Every day, a great deal of your job involves communication. Receiving information, moving it around, and getting it to where it needs to go so that you can digest the next set of bits and bytes. Unfortunately, that process is not really “communication”; it’s “information flow.”
In the modern era, it’s easy to mistake information for knowledge and information flow for communication. Telling someone something or forwarding them information isn’t the same as communicating with them. Communication involves at least two people having a multi-sided conversation. That’s why the Latin word for communicate is “communicare.”
Care is often what’s missing in our communications. Put another way, we often don’t care what the other person is saying. We only care about what we have to say and how important it is for the other party to understand the information we’re imparting to them. This is a transactional flow of information born from our innate need to be heard and hardened by the demanding crucible of the modern workplace. It’s a poor substitute for a relational conversation, and it’s part of the reason why so many workplaces struggle with culture.
There is a time and a place for critical conversations and transactional one-way information flow. The key is knowing when to have a relational conversation and when to just let information flow. Unfortunately, information flow has now become our default setting, and our relational conversation skills are left to wither, unused, in our toolkit.
How Can We Return Care to Our Communications?
A good place to start returning care to your communications begins with objectively assessing each situation instead of merely reacting to it or defaulting to a transactional mindset.
- First, consider the medium.
- Next, evaluate the message.
- Finally, decide whether or not to communicare.
Let’s look at each step more closely…
1. Consider the Medium
In-person conversations allow the best opportunity for you to communicare. The challenge is to evaluate the conversation and determine whether it’s transactional or an opportunity to have a meaningful conversation.
Video chat and telephone calls can be care-inducing communication mediums when used deliberately. Email, text, instant message, and meetings with the dreaded PowerPoint presentation are most often not care-inducing communication mediums. They are primarily designed as transactional, one-way information flows.

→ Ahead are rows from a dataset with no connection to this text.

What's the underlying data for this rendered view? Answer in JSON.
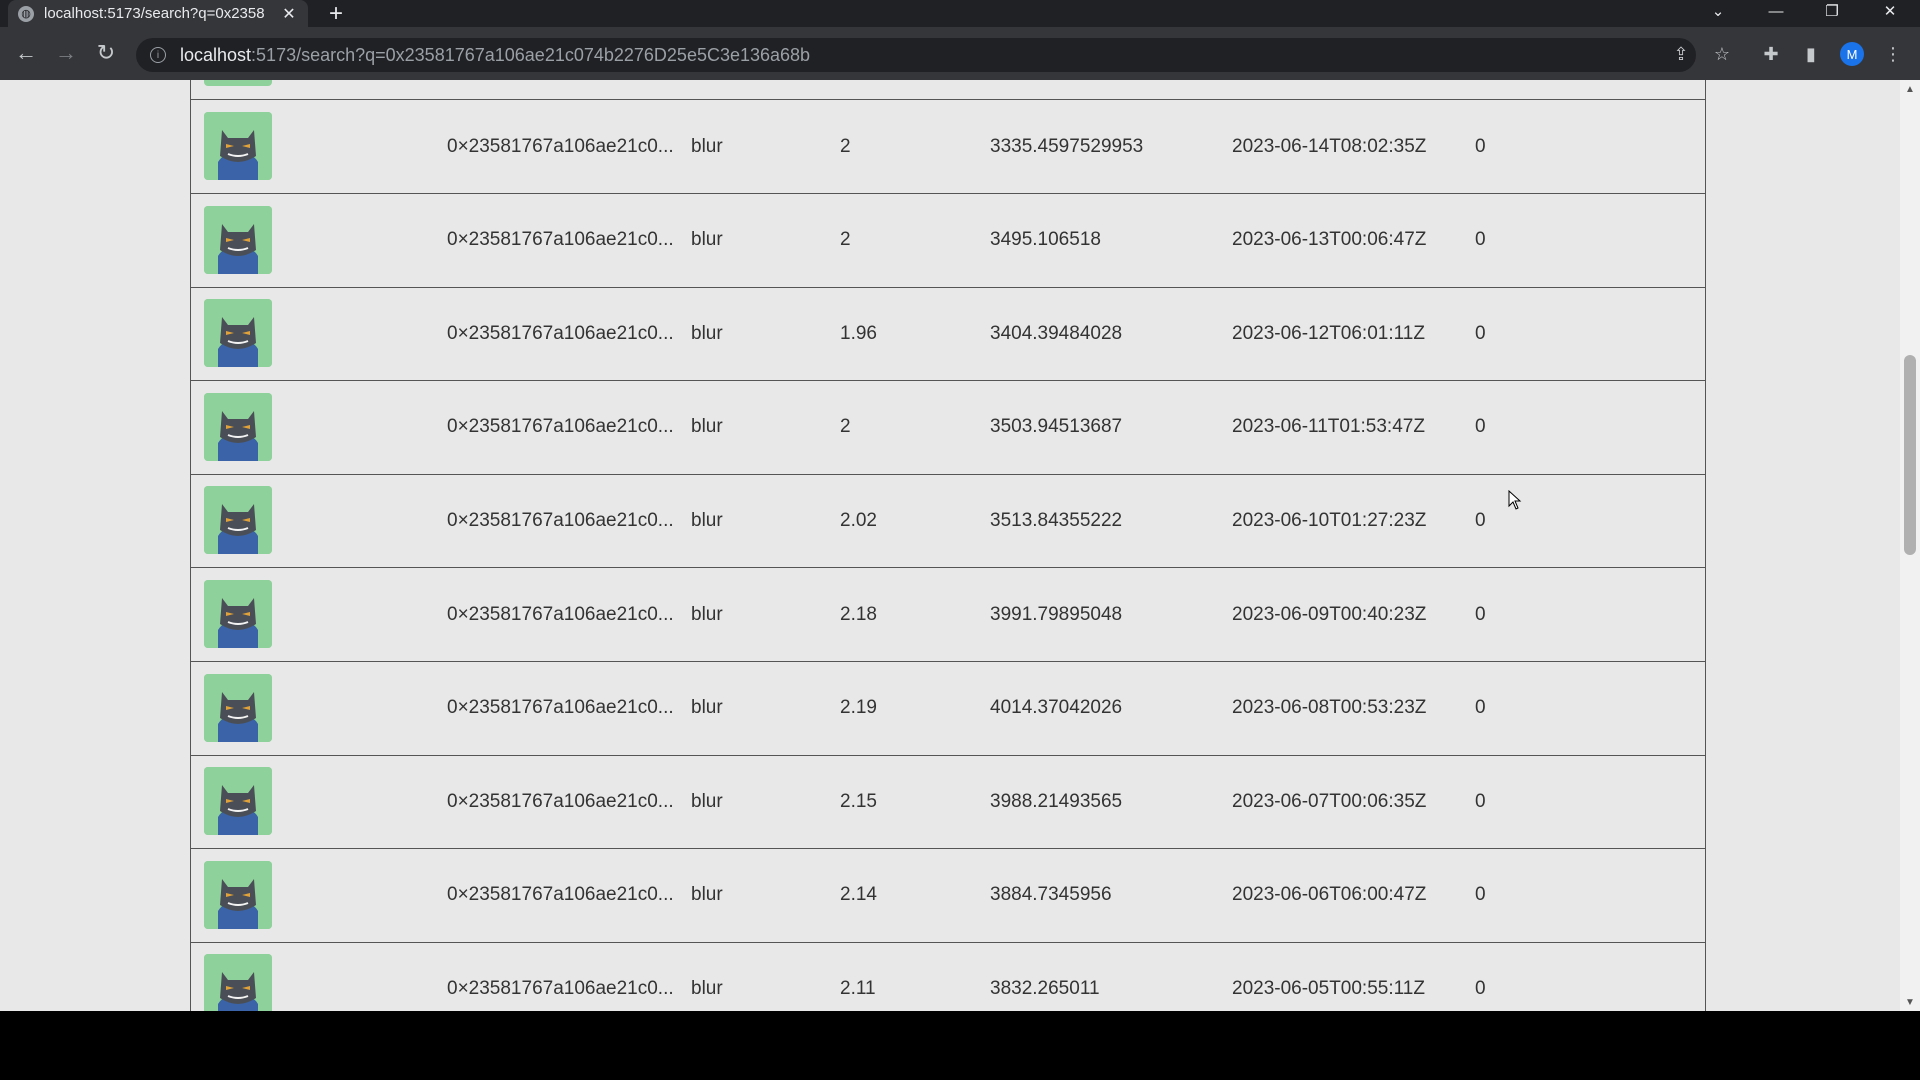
{
  "browser": {
    "tab_title": "localhost:5173/search?q=0x2358",
    "url_host": "localhost",
    "url_rest": ":5173/search?q=0x23581767a106ae21c074b2276D25e5C3e136a68b",
    "profile_initial": "M"
  },
  "icons": {
    "back": "back-arrow-icon",
    "forward": "forward-arrow-icon",
    "reload": "reload-icon",
    "info": "info-icon",
    "share": "share-icon",
    "star": "star-icon",
    "extensions": "puzzle-icon",
    "sidepanel": "side-panel-icon"
  },
  "colors": {
    "avatar_bg": "#8fd19a",
    "page_bg": "#e8e8e8"
  },
  "rows": [
    {
      "address": "0×23581767a106ae21c0...",
      "type": "blur",
      "price": "2",
      "usd": "3335.4597529953",
      "date": "2023-06-14T08:02:35Z",
      "count": "0"
    },
    {
      "address": "0×23581767a106ae21c0...",
      "type": "blur",
      "price": "2",
      "usd": "3495.106518",
      "date": "2023-06-13T00:06:47Z",
      "count": "0"
    },
    {
      "address": "0×23581767a106ae21c0...",
      "type": "blur",
      "price": "1.96",
      "usd": "3404.39484028",
      "date": "2023-06-12T06:01:11Z",
      "count": "0"
    },
    {
      "address": "0×23581767a106ae21c0...",
      "type": "blur",
      "price": "2",
      "usd": "3503.94513687",
      "date": "2023-06-11T01:53:47Z",
      "count": "0"
    },
    {
      "address": "0×23581767a106ae21c0...",
      "type": "blur",
      "price": "2.02",
      "usd": "3513.84355222",
      "date": "2023-06-10T01:27:23Z",
      "count": "0"
    },
    {
      "address": "0×23581767a106ae21c0...",
      "type": "blur",
      "price": "2.18",
      "usd": "3991.79895048",
      "date": "2023-06-09T00:40:23Z",
      "count": "0"
    },
    {
      "address": "0×23581767a106ae21c0...",
      "type": "blur",
      "price": "2.19",
      "usd": "4014.37042026",
      "date": "2023-06-08T00:53:23Z",
      "count": "0"
    },
    {
      "address": "0×23581767a106ae21c0...",
      "type": "blur",
      "price": "2.15",
      "usd": "3988.21493565",
      "date": "2023-06-07T00:06:35Z",
      "count": "0"
    },
    {
      "address": "0×23581767a106ae21c0...",
      "type": "blur",
      "price": "2.14",
      "usd": "3884.7345956",
      "date": "2023-06-06T06:00:47Z",
      "count": "0"
    },
    {
      "address": "0×23581767a106ae21c0...",
      "type": "blur",
      "price": "2.11",
      "usd": "3832.265011",
      "date": "2023-06-05T00:55:11Z",
      "count": "0"
    }
  ]
}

2. Evaluate the Message
Here’s what to consider:
- Does the communication you received require a response?
- If no, it’s probably transactional.
- If yes, does it require a binary Yes/No response or an additional action?
- If action is required, is it simply the exchange of additional information or is a conversation required?
- If conversation is required, is the original medium the best choice, or should you switch mediums?
- If you switch mediums, which one is both practical and conducive to a communicare-style conversation?
3. Communicare Through a Relational Conversation
Once you’ve decided to communicare, keep the following tips in mind to make your conversation relational and not transactional:
- Exercise patience and restraint. – Before the conversation begins, be clear in your mind about the outcome you think you want or need. Then set that aside and focus on the other person. The conversation may reveal that what you actually need is markedly different from your original starting thought.
- Listen first and speak last. – This will be your highest hurdle because you’re not only swimming against a cultural current but also your own innate desire to be heard.
- Ignore most of your thoughts and focus on the other person. – This will be the second hardest thing to do as thoughts will continually flood your mind. Ignore them.
- Ask more questions than you provide answers.
- Don’t interrupt the other person.
- When you are interrupted, recalibrate. – If someone answers you before you finish speaking, pause and let them go on. Then decide whether to ask your question again instead of going with the new direction. There’s a better than average chance that the other party answered the question they thought you were asking instead of your actual question.
- Be genuinely engaged. – Do not attempt to fake engagement. If you can’t express genuine interest in the other person, don’t try to communicare.
Prepare to Work at It
Communicare-style conversations require effort and a deliberate mindset. Making them work for you will always be a work in progress, but with practice, they will become easier to master. And, if you take nothing else away from this article, remember that real communication is not the same as the flow of information.
Good one and worth a “bookmark”.
Thanks, Gavin. High praise indeed! 🙂